Not only does this result in failure to collect the balance, it can also make the patient feel so unhappy with how billing was handled that they decide to leave the office. The patient’s perception is that the dental office, not the insurance, is to blame for this outstanding balance.

2) When the patient is scheduled for more treatment.

Many times, patients require more than one visit for their dental treatment. Between appointments, the insurance claims are paid and there is a balance left for the patient. Instead of letting the patient balance continue to grow through additional treatments, we need to collect on the previous balance along with their expected out-of-pocket before they have more dentistry completed. The scheduler should discuss outstanding balances with patients in the doctor’s schedule as she confirms patients so they understand their expected payment amount, including any outstanding balance. The scheduler should add information about this conversation in the appointment and account notes so everyone on the team knows to collect the full amount.

3) When the patient is scheduled for cleaning or perio maintenance.

If the patient has not come into the office since the final insurance check was paid on their account, oftentimes the balance sits unpaid until their next appointment with hygiene. This is an important time to discuss the balance with the patient and collect on it, because we now only see the patient once every 3, 4, or 6 months.

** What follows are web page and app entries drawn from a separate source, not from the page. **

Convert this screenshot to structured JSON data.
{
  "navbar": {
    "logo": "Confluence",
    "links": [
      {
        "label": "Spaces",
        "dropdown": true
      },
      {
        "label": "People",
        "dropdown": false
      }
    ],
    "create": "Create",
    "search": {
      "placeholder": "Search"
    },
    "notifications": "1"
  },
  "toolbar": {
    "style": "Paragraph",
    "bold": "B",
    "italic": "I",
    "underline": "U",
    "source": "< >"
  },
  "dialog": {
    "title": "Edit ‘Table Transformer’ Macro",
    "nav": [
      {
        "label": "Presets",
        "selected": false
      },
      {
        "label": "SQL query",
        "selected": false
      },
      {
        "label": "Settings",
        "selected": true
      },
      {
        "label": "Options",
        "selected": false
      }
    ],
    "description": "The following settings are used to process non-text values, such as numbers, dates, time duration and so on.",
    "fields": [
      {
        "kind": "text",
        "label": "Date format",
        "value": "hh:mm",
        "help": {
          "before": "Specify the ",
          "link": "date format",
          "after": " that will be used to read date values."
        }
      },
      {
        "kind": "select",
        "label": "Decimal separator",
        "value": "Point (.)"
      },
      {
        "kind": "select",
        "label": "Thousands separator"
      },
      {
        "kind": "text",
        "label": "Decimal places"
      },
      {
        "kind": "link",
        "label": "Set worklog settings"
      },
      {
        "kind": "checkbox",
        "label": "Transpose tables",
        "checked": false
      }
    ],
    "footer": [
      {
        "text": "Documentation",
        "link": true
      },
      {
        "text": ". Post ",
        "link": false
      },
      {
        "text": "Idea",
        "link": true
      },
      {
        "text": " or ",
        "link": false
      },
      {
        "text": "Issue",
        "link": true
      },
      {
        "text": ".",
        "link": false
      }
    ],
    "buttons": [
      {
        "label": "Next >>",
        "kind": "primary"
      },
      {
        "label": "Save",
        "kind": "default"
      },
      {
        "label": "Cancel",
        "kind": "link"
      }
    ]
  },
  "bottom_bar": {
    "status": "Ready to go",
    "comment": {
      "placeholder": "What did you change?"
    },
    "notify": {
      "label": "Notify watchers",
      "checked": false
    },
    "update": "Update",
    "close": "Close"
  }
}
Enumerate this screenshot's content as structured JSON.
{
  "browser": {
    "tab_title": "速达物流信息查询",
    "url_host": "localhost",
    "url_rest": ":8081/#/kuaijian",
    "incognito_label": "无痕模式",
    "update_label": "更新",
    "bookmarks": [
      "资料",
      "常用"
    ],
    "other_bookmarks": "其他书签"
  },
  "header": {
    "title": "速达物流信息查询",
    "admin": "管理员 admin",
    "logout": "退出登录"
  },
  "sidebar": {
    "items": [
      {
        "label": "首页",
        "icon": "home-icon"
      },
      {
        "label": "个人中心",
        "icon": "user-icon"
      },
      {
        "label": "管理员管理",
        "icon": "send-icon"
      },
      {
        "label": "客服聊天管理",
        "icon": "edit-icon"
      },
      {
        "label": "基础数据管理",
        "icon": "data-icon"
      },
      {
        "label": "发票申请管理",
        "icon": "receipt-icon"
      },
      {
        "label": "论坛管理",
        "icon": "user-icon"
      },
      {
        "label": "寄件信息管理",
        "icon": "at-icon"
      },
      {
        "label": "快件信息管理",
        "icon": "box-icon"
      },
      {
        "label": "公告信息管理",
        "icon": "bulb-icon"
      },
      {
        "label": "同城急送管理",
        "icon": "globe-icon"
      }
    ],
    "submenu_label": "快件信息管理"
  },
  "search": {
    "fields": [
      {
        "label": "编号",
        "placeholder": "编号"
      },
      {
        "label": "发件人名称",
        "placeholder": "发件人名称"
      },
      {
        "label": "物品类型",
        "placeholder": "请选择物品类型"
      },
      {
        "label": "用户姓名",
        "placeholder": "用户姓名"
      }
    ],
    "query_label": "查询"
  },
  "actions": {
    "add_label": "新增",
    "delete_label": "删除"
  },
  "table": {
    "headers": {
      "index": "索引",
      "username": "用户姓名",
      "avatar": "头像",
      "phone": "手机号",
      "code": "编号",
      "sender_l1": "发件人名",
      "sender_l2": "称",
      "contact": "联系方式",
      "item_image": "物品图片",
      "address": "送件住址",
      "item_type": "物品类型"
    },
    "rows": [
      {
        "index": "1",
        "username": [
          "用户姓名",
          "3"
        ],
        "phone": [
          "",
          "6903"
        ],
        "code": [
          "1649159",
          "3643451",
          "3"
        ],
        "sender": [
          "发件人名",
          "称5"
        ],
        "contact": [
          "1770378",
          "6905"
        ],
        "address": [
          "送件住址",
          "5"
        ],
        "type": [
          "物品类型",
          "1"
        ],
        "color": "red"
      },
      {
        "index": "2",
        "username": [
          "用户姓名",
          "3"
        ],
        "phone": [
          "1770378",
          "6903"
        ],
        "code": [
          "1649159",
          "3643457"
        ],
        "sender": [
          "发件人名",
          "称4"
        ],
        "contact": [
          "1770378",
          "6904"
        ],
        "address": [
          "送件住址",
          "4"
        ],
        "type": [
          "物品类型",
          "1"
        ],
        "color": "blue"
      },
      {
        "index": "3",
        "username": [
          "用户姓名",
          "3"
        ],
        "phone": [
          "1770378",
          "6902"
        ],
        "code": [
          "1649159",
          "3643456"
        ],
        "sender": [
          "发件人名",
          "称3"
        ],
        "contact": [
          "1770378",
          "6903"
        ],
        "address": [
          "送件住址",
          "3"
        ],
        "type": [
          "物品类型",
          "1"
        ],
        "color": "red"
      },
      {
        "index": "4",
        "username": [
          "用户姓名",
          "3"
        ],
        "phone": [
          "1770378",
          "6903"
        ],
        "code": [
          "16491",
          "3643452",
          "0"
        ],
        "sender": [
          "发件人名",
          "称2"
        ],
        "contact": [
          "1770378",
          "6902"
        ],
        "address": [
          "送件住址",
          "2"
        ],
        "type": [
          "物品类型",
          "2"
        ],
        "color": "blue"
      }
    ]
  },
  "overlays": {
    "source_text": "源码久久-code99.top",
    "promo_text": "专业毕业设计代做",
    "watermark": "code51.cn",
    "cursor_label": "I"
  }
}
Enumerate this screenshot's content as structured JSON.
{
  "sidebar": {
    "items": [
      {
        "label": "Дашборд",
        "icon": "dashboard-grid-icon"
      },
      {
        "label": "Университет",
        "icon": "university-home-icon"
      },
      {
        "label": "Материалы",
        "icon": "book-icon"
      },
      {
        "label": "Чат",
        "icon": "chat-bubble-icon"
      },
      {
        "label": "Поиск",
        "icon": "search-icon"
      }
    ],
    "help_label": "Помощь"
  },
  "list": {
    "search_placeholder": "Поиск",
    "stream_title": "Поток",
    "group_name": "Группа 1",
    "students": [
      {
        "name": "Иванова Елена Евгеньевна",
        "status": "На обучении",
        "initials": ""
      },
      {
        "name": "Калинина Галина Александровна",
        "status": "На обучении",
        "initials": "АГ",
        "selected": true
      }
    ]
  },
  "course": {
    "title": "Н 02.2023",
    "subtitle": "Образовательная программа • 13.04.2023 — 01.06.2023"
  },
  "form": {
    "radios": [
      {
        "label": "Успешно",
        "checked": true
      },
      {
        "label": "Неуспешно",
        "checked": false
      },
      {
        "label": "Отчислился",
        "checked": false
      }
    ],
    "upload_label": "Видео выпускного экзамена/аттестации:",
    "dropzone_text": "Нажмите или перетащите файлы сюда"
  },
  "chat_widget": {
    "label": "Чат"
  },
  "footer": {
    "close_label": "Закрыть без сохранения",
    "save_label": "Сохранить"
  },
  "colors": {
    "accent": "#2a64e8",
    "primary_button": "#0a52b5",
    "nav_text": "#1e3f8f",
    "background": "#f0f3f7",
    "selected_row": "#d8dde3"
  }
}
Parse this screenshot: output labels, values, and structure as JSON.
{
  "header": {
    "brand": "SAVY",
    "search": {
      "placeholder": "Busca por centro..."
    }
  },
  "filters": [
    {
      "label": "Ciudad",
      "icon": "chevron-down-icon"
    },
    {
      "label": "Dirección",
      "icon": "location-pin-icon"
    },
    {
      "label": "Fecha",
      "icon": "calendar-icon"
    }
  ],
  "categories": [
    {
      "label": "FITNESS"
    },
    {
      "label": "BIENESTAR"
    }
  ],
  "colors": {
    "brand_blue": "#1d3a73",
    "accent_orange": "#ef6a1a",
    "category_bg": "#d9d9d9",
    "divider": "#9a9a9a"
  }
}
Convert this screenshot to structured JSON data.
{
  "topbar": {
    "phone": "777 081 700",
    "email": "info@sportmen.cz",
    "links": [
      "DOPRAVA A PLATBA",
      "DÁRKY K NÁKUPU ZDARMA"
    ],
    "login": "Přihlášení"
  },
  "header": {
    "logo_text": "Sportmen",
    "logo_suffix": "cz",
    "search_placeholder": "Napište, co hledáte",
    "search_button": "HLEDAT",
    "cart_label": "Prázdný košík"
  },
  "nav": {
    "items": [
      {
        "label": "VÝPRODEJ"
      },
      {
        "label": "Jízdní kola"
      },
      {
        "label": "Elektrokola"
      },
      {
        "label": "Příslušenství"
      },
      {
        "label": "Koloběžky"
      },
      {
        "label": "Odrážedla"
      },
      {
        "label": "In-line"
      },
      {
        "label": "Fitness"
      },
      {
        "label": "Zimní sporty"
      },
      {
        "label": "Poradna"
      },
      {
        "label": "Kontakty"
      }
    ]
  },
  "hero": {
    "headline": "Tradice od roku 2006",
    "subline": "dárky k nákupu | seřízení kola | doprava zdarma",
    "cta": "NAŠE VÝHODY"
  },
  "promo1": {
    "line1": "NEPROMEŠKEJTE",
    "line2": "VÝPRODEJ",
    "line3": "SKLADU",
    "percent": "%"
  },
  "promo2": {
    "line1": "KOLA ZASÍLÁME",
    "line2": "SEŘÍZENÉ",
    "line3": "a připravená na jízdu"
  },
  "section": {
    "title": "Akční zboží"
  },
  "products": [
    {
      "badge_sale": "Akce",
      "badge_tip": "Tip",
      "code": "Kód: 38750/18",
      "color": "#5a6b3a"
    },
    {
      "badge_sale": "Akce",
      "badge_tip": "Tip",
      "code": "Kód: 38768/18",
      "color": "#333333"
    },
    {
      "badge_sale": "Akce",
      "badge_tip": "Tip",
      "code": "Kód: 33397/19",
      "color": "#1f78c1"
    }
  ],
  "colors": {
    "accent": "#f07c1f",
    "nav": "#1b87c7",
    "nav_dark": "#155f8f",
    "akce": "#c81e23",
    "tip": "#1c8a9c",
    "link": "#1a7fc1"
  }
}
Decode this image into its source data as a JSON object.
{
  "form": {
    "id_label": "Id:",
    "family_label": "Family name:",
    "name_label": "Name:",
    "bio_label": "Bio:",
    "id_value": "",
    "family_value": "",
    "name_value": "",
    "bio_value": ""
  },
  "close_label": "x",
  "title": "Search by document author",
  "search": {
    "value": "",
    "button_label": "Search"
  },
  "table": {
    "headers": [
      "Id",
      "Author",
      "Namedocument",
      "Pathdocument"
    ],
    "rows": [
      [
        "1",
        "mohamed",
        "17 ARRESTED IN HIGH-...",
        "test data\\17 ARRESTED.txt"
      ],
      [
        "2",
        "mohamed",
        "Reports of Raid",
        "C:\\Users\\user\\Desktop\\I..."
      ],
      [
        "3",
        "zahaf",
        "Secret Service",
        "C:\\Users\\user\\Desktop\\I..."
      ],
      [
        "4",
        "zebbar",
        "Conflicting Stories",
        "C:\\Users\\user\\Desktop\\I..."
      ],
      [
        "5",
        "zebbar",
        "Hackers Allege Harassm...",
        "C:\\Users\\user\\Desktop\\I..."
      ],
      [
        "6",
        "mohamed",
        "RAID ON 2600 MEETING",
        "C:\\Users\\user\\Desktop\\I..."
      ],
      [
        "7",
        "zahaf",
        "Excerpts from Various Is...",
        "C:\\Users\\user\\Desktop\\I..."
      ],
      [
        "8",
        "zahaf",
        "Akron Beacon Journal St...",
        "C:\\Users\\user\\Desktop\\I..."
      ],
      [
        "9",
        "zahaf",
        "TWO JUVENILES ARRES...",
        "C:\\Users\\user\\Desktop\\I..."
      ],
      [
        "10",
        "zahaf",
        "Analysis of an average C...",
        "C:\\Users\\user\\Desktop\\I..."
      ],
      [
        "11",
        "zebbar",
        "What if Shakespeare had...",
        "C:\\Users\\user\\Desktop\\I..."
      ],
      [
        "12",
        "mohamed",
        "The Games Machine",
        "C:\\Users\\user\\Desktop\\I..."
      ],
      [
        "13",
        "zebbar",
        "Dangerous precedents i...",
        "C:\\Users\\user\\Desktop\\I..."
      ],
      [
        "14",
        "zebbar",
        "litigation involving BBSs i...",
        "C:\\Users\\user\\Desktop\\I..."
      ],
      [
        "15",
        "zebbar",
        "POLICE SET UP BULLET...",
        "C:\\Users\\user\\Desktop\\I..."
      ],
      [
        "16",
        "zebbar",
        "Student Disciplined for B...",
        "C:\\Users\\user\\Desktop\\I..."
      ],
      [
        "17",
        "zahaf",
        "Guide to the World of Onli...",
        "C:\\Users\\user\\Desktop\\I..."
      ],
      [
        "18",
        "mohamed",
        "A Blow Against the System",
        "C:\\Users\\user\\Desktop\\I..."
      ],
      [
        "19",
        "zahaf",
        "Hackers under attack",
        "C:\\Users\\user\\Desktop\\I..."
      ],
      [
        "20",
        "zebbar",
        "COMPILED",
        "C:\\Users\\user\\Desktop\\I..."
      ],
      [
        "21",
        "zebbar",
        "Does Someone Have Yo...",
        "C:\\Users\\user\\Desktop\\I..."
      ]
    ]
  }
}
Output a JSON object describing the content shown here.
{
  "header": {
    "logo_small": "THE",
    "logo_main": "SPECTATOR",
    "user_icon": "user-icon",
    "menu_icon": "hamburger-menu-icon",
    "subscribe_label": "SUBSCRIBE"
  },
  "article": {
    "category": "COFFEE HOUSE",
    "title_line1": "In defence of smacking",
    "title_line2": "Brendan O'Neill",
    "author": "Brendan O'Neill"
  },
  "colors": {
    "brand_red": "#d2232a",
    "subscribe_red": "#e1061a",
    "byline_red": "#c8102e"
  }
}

Patients are more likely to pay when they are in the office versus the months between visits.

The hygiene scheduler should discuss outstanding balances with patients in the hygiene schedule as she confirms patients and make them aware of the full amount they are expected to pay at the time of the confirmed appointment. She should put this information in the appointment notes and the account notes so anyone checking out the patient will know about the discussion and the amount due. If the patient has an issue with the balance over the phone, someone should include instructions to put that patient in the consult room at end of appointment to discuss their balance with them.

Regardless of which point along the way a team member speaks with the patient about their balance and how they intend to pay, notes MUST be put into the patient’s chart so there is a record of the conversation. Patients tend to get frustrated when they must tell their story multiple times because a dental office team does not keep good records of the communication. When there’s no record of previous conversations with the patient about their balance, the chance of collecting the unpaid balance owed drops significantly, as patients would prefer to forget that they owe the office money. It is our job to make sure they are reminded about previous discussions and make clear it is our intent to collect the balance.

The best opportunity to discuss the balance face-to-face with the patient is when they are in for an appointment. The morning huddle is the best time for the team to review patients with balances and make sure they know who needs to pay that day. If the patient has a concern, question, or issue with the balance, bring them to an area in the office where someone can sit down with them and help them work through it. It’s vital to recognize that people do not like to spend money on dentistry and will avoid paying for it if possible.

Since we only see some of our patients a few times a year, it’s important to get the right systems in place to help eliminate the chance of outstanding balances lingering or growing over time.

Laura Nelson

Laura Nelson, BS, MS, FAADOM is the founder and driving force behind Front Office Rocks, and the leading provider of on-demand virtual training and resources for dental practices.